Recently, over a dozen football players in the Pac-12 decided to opt out of the 2020 college football season. The Pac-12 -- like the Big 12, SEC and Big Ten -- has already announced it intends to honor the scholarships of athletes who opt out for safety concerns.
The ACC recently announced it will let the schools decide, and 13 out of the 15 schools in the conference have already committed to honoring scholarships of student athletes. Though this clears up one major concern for student athletes who choose to opt out of playing the 2020 season due to health and safety concerns, a new issue has arisen that might not be as easy to solve.
A large segment of Pac-12 players started a movement on social media using the hashtag #WeAreUnited with a list of demands. The players are threatening to opt out of the season if they do not receive the requested changes, both to the current safety measures being taken and to the business structure of college football.
At its core, the requests are focused on safety protocols and procedures to reduce the players’ risk of potentially contracting COVID-19. However, the requests also include that the commissioner of the Pac-12, Mr. Larry Scott (who is paid $5.3 million per year), and other coaches and administrators reduce their pay and that athletes are offered six-year scholarships, increased medical insurance coverage, a commitment to the reduction of the amount of money spent on athletic facilities, the freedom to hire marketing agents, and a revenue split similar to how professional leagues share revenue. The split calls for 50 percent of the conference revenue for each college sport to be distributed evenly among athletes in that particular sport.
The use of this hashtag has already had a significant impact on at least one major program. Washington State University coach Nick Rolovich and athletic director Pat Chung have been accused of cutting players for sharing the #WeAreUnited message on social media. Washington wide receiver Ty Jones made the initial allegation about Washington State releasing players.
Washington State wide receiver Kassidy Woods was the first to be released, and after Jones’s allegation was disputed, Woods’s parents took to social media to declare that their son had in fact been cut for sharing the hashtag and that multiple players had been cut from the team for the same reason.
Coach Rolovich allegedly told several other players they were cut as well and had them clean their lockers out. The players who shared the hashtag in addition to Woods were defensive lineman Dallas Hobbs, defensive lineman Lamonte McDougle, defensive back Pat Nunn and offensive lineman Syr Riley. These players are still on the official roster, but multiple accusations have corroborated the report that the players had been cut.
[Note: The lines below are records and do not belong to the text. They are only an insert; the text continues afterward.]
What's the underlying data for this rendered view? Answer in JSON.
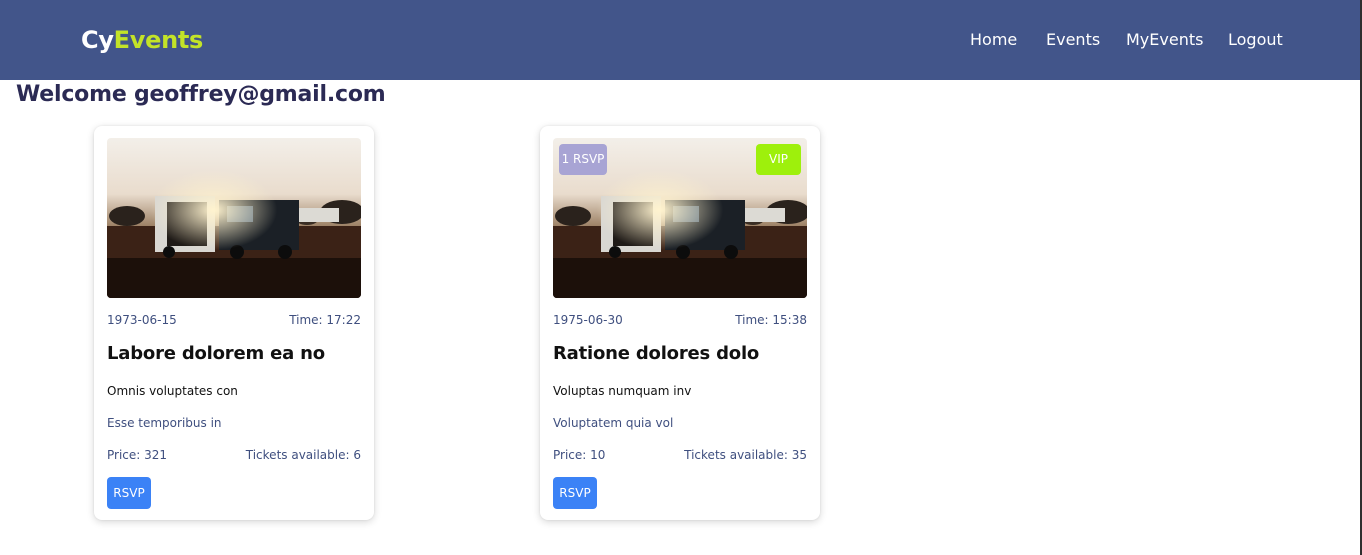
{
  "app": {
    "brand_prefix": "Cy",
    "brand_suffix": "Events"
  },
  "nav": {
    "items": [
      {
        "label": "Home"
      },
      {
        "label": "Events"
      },
      {
        "label": "MyEvents"
      },
      {
        "label": "Logout"
      }
    ]
  },
  "welcome": "Welcome geoffrey@gmail.com",
  "colors": {
    "navbar": "#42558a",
    "brand_accent": "#c3e328",
    "rsvp_button": "#3b82f6",
    "rsvp_badge": "#a8a4d4",
    "vip_badge": "#9ef00c"
  },
  "events": [
    {
      "image_icon": "campervan-photo",
      "date": "1973-06-15",
      "time": "Time: 17:22",
      "title": "Labore dolorem ea no",
      "description": "Omnis voluptates con",
      "subtitle": "Esse temporibus in",
      "price": "Price: 321",
      "tickets": "Tickets available: 6",
      "button": "RSVP"
    },
    {
      "image_icon": "campervan-photo",
      "rsvp_count": "1 RSVP",
      "vip": "VIP",
      "date": "1975-06-30",
      "time": "Time: 15:38",
      "title": "Ratione dolores dolo",
      "description": "Voluptas numquam inv",
      "subtitle": "Voluptatem quia vol",
      "price": "Price: 10",
      "tickets": "Tickets available: 35",
      "button": "RSVP"
    }
  ]
}
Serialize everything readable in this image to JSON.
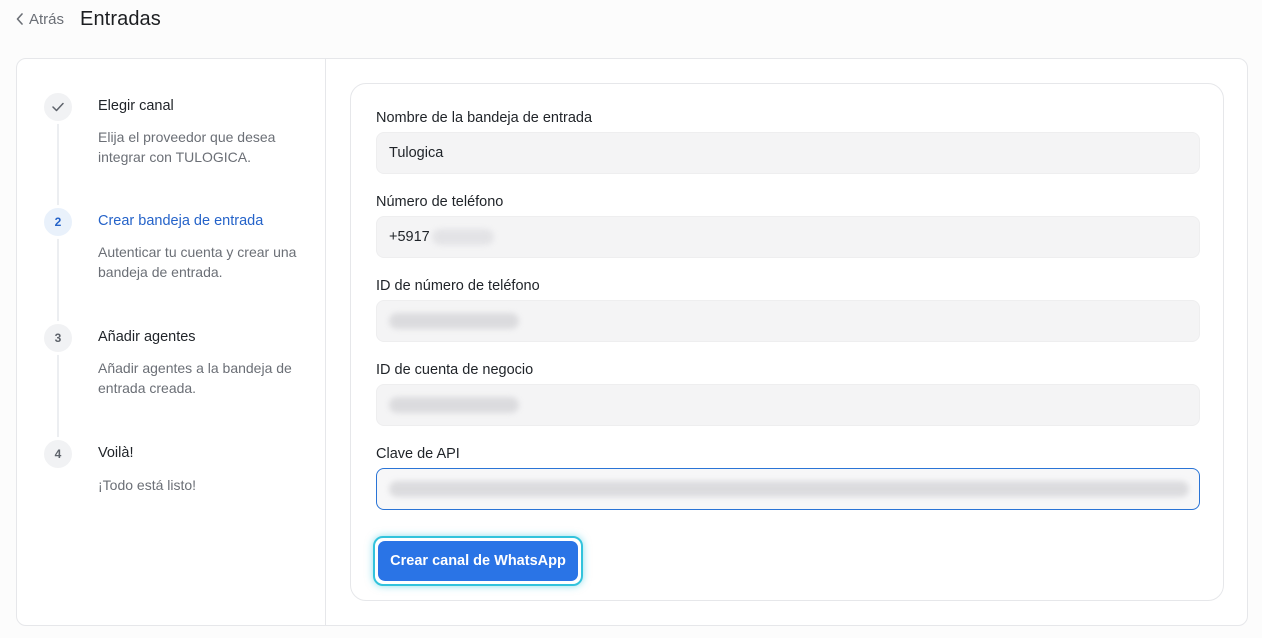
{
  "header": {
    "back_label": "Atrás",
    "title": "Entradas"
  },
  "steps": [
    {
      "number": "",
      "title": "Elegir canal",
      "desc": "Elija el proveedor que desea integrar con TULOGICA.",
      "state": "done"
    },
    {
      "number": "2",
      "title": "Crear bandeja de entrada",
      "desc": "Autenticar tu cuenta y crear una bandeja de entrada.",
      "state": "active"
    },
    {
      "number": "3",
      "title": "Añadir agentes",
      "desc": "Añadir agentes a la bandeja de entrada creada.",
      "state": "pending"
    },
    {
      "number": "4",
      "title": "Voilà!",
      "desc": "¡Todo está listo!",
      "state": "pending"
    }
  ],
  "form": {
    "inbox_name_label": "Nombre de la bandeja de entrada",
    "inbox_name_value": "Tulogica",
    "phone_label": "Número de teléfono",
    "phone_value": "+5917",
    "phone_id_label": "ID de número de teléfono",
    "business_id_label": "ID de cuenta de negocio",
    "api_key_label": "Clave de API",
    "submit_label": "Crear canal de WhatsApp"
  },
  "colors": {
    "accent": "#2a74e6",
    "focus_ring": "#32c3dc"
  }
}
Washington State will reportedly still honor the scholarships of Woods and other players that were cut for supporting the movement. However, it remains to be seen how coaches cutting players for supporting the #WeAreUnited movement will affect the status of athletic scholarships at other programs and whether or not schools even have the ability to revoke scholarships.
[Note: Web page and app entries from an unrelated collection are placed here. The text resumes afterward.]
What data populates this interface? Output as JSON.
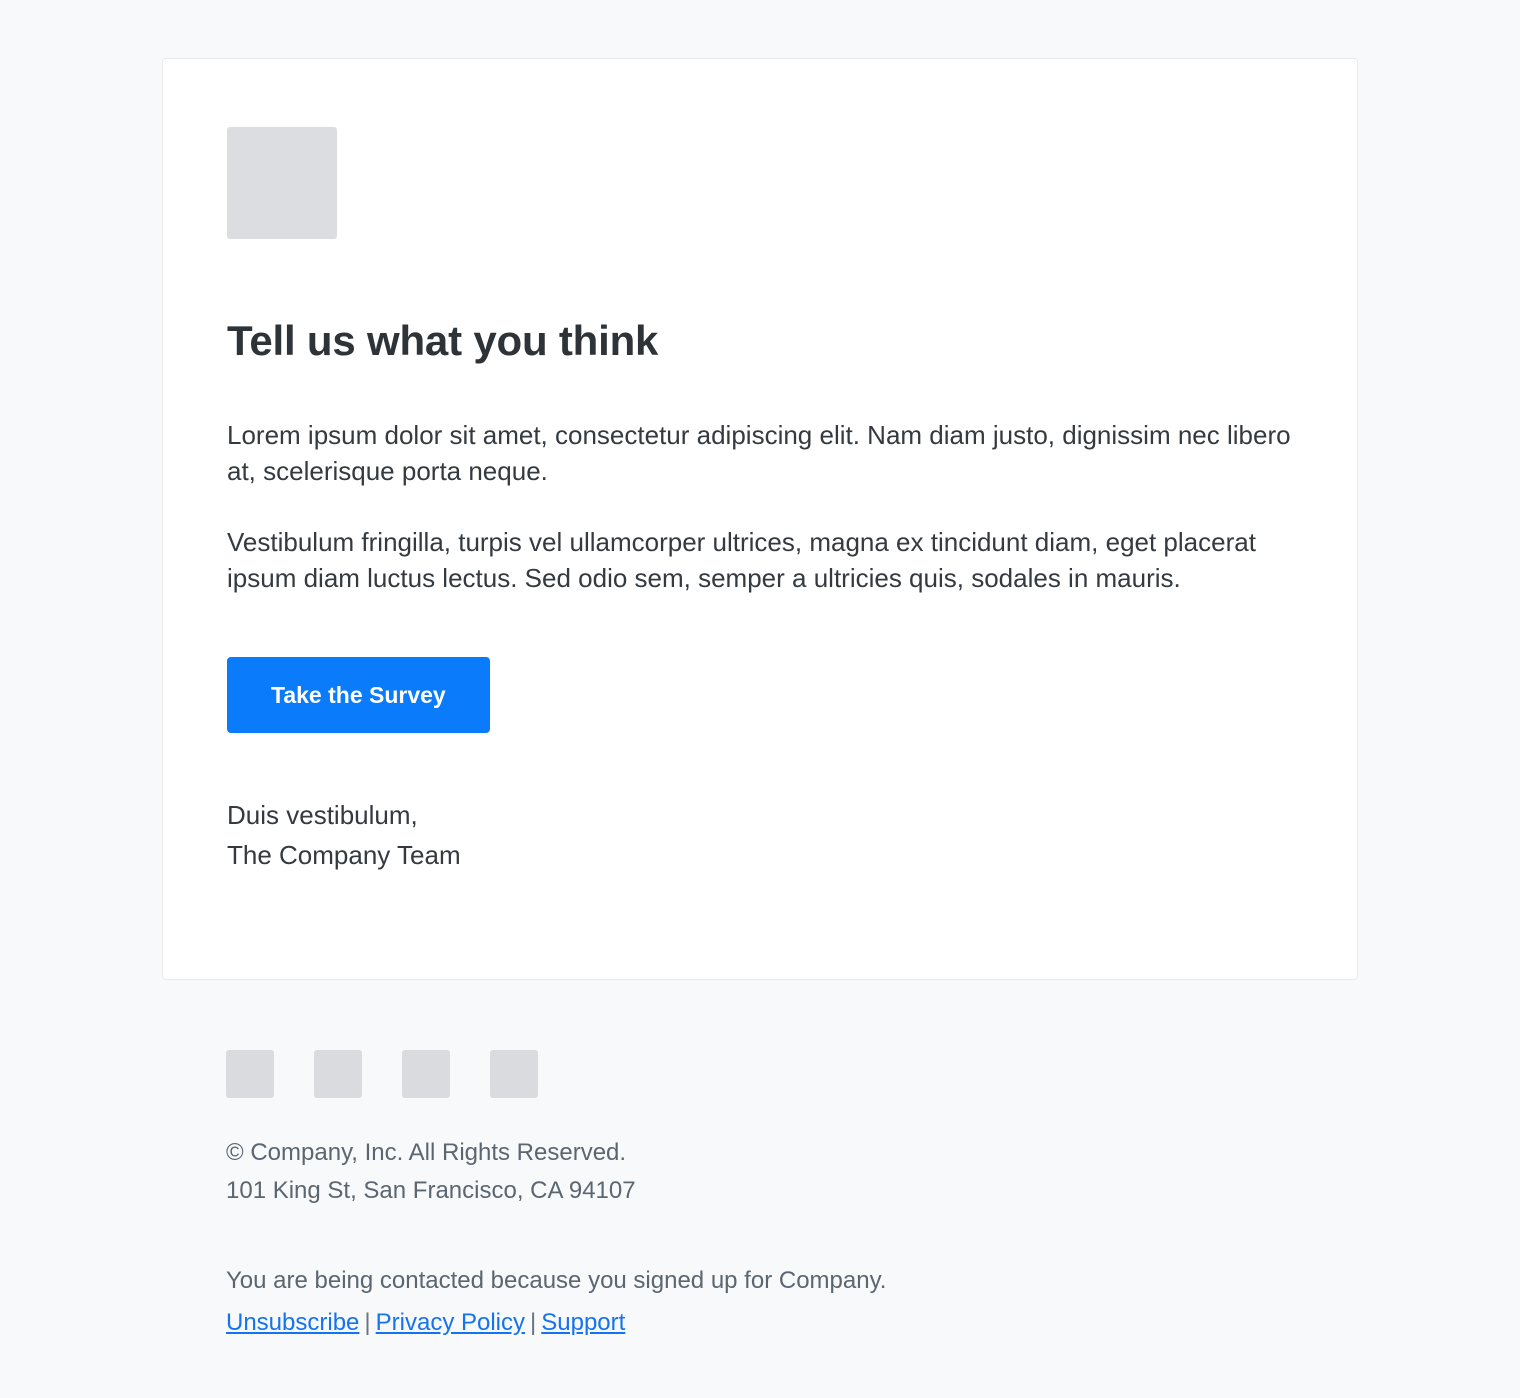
{
  "colors": {
    "page_background": "#f7f9fb",
    "card_background": "#ffffff",
    "card_border": "#e8eaec",
    "heading_text": "#2e3338",
    "body_text": "#343a40",
    "footer_text": "#5c6670",
    "accent_blue": "#0a7cfb",
    "link_blue": "#1673ef",
    "placeholder_gray": "#dcdde0"
  },
  "email": {
    "logo": {
      "name": "logo-placeholder",
      "alt": ""
    },
    "heading": "Tell us what you think",
    "paragraphs": [
      "Lorem ipsum dolor sit amet, consectetur adipiscing elit. Nam diam justo, dignissim nec libero at, scelerisque porta neque.",
      "Vestibulum fringilla, turpis vel ullamcorper ultrices, magna ex tincidunt diam, eget placerat ipsum diam luctus lectus. Sed odio sem, semper a ultricies quis, sodales in mauris."
    ],
    "cta": {
      "label": "Take the Survey"
    },
    "signature": {
      "line1": "Duis vestibulum,",
      "line2": "The Company Team"
    }
  },
  "footer": {
    "social_icons": [
      {
        "name": "social-icon-1"
      },
      {
        "name": "social-icon-2"
      },
      {
        "name": "social-icon-3"
      },
      {
        "name": "social-icon-4"
      }
    ],
    "copyright": "© Company, Inc. All Rights Reserved.",
    "address": "101 King St, San Francisco, CA 94107",
    "contact_reason": "You are being contacted because you signed up for Company.",
    "links": {
      "unsubscribe": "Unsubscribe",
      "privacy": "Privacy Policy",
      "support": "Support",
      "separator": "|"
    }
  }
}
The revocation of a scholarship in this situation would be based off the student athlete associating with a movement the school and head coach deems unfavorable. There are major issues with using an athlete’s personal beliefs and social media postings to rescind their scholarships, though it is not completely unprecedented.
Recently, Marquette rescinded both the admission and the athletic scholarship of a high school senior for posting a racist comment on social media. Programs, if they choose to rescind scholarships for players who are cut for social media postings, can use this and other previous scholarship revocations as examples to justify their actions (though none of the prior examples are necessarily a case in point to this issue).
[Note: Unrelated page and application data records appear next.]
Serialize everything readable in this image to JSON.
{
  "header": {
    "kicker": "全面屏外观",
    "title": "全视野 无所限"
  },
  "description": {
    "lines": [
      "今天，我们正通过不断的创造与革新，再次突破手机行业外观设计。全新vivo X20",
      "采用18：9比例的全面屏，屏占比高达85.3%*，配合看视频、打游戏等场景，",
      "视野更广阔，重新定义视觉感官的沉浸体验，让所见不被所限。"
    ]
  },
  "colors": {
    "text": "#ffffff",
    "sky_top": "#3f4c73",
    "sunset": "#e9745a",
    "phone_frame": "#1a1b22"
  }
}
It will be interesting to watch the student athletes in the rest of the conferences navigate the current social climate and whether they will join the Pac-12 in demanding change. Ignoring the requests of the players will turn out poorly for college football; without the participation of the athletes, there is no product to sell.
It would behoove the Pac-12 to compose a compromise with the players before too much animosity is created by the current divide between players and administrators. Other conferences would be wise to use the Pac-12’s current dilemma as a warning and should get ahead of the curve by negotiating their own compromises with players before they start making monumental requests as well.
Justin is a second-year law student at Florida State University College of Law and a Co-Founder of SSLN.
 Luke Decock, Most, if not all, ACC schools will honor scholarships for opt-out athletes, TheNews&Observer (July 31, 2020), https://www.newsobserver.com/sports/article244634197.html.
 Billy Witz, A Group of Pac-12 Football Players Threaten to Opt Out of the Season, The New York Times (August 2, 2020), https://www.nytimes.com/2020/08/02/sports/ncaafootball/coronavirus-college-football-pac-12.html.
 Dan Lyons, Parents Of Pac-12 WR Say Their Son Has Been Cut By Program, CollegeSpun (August 2, 2020), https://thespun.com/pac-12/washington-state/pac-12-football-boycott-washington-state-players-cut-we-are-united-message-kassidy-woods.
 Joe Werkmeister, Riverhead senior’s college admission, athletic scholarship rescinded after racist social media post, Riverhead News-Review (June 2, 2020), https://riverheadnewsreview.timesreview.com/2020/06/100617/riverhead-seniors-college-admission-athletic-scholarship-rescinded-after-racist-social-media-post/.